The report also found that 63 percent of marketers dedicated six or more hours a week to curating their business’ various social media profiles, while 19 percent spend over 20 hours a week. In addition to the time spent, a significant portion of marketing budgets are now dedicated to social media marketing.
The budgets for social media marketing have doubled worldwide over the last two years – jumping from $16 billion in 2014 to $31 billion in 2016. By 2019, the industry expects social media advertising revenue to reach over $17 billion a year in the U.S. alone.
Considering the amount of money being dumped into social media marketing, you’d expect that businesses would have a solid idea of whether the platform was really helping their business meet its goals. However, 58 percent of marketers reported not having a system of measurement in place to adequately judge their return on investment (ROI). To break it down – Businesses are investing massive dollars, time, energy, and resources into social media, and most have no idea whether it’s even worth the effort.
To provide a little clarity to the murky waters of social media marketing, the Harvard Business Review conducted 23 experiments over the last four years that involved the participation of over 18,000 people. Researchers wanted to determine whether engaging and attracting social media followers actually resulted in an increase to sales.
Researchers focused their efforts exclusively on Facebook due to the platform’s dominance as the world’s most popular social media site. Despite this limitation, however, researchers believe their findings apply to across all social media platforms.
Here’s what they discovered:
The Value of a “Like”
The first question researchers wanted answered was what impact did advertising on Facebook have on sales. The answer:
- In 16 studies, researchers found no evidence to suggest that a consumer following a brand on Facebook had any impact or influence on the individual’s buying behavior.
- Seeing a family member or friend “like” or interact with a business on Facebook had no impact on the purchasing habits of other friends.
- Adverting, sponsoring, or boosting brand content to followers can have an impact. When a brand paid Facebook to display two posts a week to members of its group, those people participated 8 percent more.
These numbers suggest that a like or follow alone does little to promote a brand on Facebook. Rather, user engagement is the key motivating factor that helps to move the needle of social engagement.
Making Facebook Work for Your Brand
Actively engage with your audience. Sharing and promoting their content and posts – such as an experience or review – offers significant value to helping influence customer behavior. Social media is social by nature. You need to engage and interact with your audience, especially if they’ve taken the time to initiate the conversation.
A like is only the beginning. For social endorsements to influence a network and cultivate the incredibly valuable word-of-mouth referrals every business craves, your audience needs to know more. They need to know that a family member or friend actually uses your products or services and has enjoyed their experience. To spread this content to a wider audience, try including a share button after a customer completes a purchase or encourage them to leave a review of your business on Facebook. The Harvard study found that these types of tactics work to help influence friends online.
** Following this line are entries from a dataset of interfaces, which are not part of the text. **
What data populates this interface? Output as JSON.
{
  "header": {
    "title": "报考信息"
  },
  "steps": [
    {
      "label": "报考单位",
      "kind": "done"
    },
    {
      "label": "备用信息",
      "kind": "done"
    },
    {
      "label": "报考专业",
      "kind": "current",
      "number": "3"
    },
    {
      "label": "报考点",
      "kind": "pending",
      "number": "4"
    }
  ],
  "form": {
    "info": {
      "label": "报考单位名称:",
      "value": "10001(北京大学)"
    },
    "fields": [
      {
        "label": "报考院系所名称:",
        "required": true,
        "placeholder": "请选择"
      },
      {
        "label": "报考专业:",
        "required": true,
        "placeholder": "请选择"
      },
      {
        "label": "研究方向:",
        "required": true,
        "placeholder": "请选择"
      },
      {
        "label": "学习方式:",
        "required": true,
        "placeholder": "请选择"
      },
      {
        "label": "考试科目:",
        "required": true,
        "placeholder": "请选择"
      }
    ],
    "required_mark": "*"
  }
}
Listen to your audience. Individuals that take the time to follow and engage with your business online are also the ones most loyal to your brand. By listening and understanding the needs of your audience, you’ll be better prepared to create targeted content that encourages them to submit user-generated content or leave feedback about a new product or service your brand is offering.
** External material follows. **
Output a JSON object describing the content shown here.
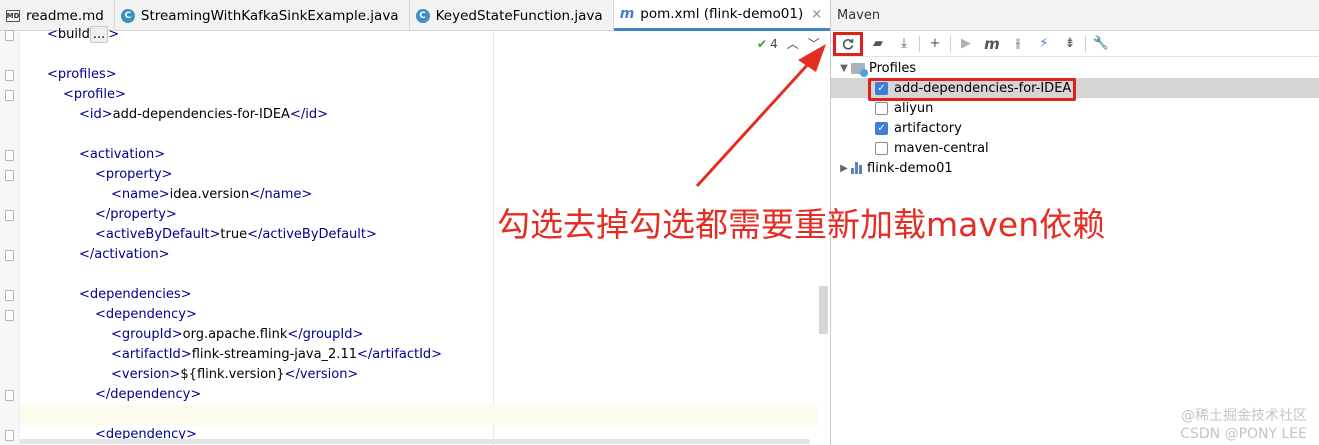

Only 51 percent of marketers surveyed in the 2016 Social Media Marketing Industry Report said they believed social media had helped improve sales for their business. However, of the marketers that invested at least six hours a week on social media, 92 percent believed it has led to increased exposure.
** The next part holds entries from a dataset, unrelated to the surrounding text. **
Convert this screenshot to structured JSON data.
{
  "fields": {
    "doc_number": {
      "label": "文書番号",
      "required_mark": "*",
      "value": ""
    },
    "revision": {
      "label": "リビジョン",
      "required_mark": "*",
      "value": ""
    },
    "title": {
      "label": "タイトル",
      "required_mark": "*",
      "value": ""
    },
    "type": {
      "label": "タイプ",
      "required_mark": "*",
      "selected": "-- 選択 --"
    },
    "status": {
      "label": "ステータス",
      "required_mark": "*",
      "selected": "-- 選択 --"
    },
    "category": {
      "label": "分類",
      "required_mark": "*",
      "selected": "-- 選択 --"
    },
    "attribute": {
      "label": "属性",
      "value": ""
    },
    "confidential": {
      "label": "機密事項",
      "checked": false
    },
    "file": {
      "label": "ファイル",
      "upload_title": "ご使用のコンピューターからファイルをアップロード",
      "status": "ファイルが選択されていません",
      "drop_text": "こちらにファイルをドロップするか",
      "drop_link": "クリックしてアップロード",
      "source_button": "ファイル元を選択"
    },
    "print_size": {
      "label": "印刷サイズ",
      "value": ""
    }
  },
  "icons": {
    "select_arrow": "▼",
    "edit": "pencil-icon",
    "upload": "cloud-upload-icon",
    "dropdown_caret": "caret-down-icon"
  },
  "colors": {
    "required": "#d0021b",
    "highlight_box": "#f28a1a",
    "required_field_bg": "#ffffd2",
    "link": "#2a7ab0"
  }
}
Social media remains a fickle but vital part of marketing today. While it might not generate an overwhelming influx of sales immediately, the exposure it generates and the ability to directly speak to your target audience makes the platform one that’s impossible for any business to ignore.